━━━ INFORMATION SUPPLIED

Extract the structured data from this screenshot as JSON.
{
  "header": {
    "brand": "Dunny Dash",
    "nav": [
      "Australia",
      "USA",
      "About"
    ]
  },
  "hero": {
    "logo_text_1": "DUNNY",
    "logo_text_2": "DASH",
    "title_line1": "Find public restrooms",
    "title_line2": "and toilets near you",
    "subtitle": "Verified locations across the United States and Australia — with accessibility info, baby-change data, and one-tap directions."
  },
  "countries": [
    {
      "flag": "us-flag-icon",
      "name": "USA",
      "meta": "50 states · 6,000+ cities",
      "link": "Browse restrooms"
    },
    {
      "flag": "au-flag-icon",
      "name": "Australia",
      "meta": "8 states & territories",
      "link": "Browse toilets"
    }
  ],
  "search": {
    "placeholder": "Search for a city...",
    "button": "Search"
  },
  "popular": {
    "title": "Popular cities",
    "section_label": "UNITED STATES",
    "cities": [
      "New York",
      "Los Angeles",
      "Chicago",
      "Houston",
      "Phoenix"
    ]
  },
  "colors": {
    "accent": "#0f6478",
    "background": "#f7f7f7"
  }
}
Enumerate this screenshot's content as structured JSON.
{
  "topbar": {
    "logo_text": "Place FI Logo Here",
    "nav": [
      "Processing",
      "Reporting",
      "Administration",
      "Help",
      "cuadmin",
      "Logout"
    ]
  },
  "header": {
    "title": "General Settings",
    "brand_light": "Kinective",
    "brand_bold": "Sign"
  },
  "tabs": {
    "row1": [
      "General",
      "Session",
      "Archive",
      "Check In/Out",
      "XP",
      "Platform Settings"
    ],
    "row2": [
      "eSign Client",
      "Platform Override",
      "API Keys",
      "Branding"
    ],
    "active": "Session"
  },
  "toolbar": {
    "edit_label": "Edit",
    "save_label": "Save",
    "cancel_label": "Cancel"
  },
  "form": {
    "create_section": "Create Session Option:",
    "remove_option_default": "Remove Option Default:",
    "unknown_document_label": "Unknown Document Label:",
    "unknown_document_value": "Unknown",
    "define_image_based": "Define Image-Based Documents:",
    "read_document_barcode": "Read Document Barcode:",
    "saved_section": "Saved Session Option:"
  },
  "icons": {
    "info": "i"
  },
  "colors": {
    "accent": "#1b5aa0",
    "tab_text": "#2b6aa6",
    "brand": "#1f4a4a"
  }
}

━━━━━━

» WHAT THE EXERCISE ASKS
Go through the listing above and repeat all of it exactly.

» ANSWER FOR THIS EXERCISE
Extract the structured data from this screenshot as JSON.
{
  "header": {
    "brand": "Dunny Dash",
    "nav": [
      "Australia",
      "USA",
      "About"
    ]
  },
  "hero": {
    "logo_text_1": "DUNNY",
    "logo_text_2": "DASH",
    "title_line1": "Find public restrooms",
    "title_line2": "and toilets near you",
    "subtitle": "Verified locations across the United States and Australia — with accessibility info, baby-change data, and one-tap directions."
  },
  "countries": [
    {
      "flag": "us-flag-icon",
      "name": "USA",
      "meta": "50 states · 6,000+ cities",
      "link": "Browse restrooms"
    },
    {
      "flag": "au-flag-icon",
      "name": "Australia",
      "meta": "8 states & territories",
      "link": "Browse toilets"
    }
  ],
  "search": {
    "placeholder": "Search for a city...",
    "button": "Search"
  },
  "popular": {
    "title": "Popular cities",
    "section_label": "UNITED STATES",
    "cities": [
      "New York",
      "Los Angeles",
      "Chicago",
      "Houston",
      "Phoenix"
    ]
  },
  "colors": {
    "accent": "#0f6478",
    "background": "#f7f7f7"
  }
}
Enumerate this screenshot's content as structured JSON.
{
  "topbar": {
    "logo_text": "Place FI Logo Here",
    "nav": [
      "Processing",
      "Reporting",
      "Administration",
      "Help",
      "cuadmin",
      "Logout"
    ]
  },
  "header": {
    "title": "General Settings",
    "brand_light": "Kinective",
    "brand_bold": "Sign"
  },
  "tabs": {
    "row1": [
      "General",
      "Session",
      "Archive",
      "Check In/Out",
      "XP",
      "Platform Settings"
    ],
    "row2": [
      "eSign Client",
      "Platform Override",
      "API Keys",
      "Branding"
    ],
    "active": "Session"
  },
  "toolbar": {
    "edit_label": "Edit",
    "save_label": "Save",
    "cancel_label": "Cancel"
  },
  "form": {
    "create_section": "Create Session Option:",
    "remove_option_default": "Remove Option Default:",
    "unknown_document_label": "Unknown Document Label:",
    "unknown_document_value": "Unknown",
    "define_image_based": "Define Image-Based Documents:",
    "read_document_barcode": "Read Document Barcode:",
    "saved_section": "Saved Session Option:"
  },
  "icons": {
    "info": "i"
  },
  "colors": {
    "accent": "#1b5aa0",
    "tab_text": "#2b6aa6",
    "brand": "#1f4a4a"
  }
}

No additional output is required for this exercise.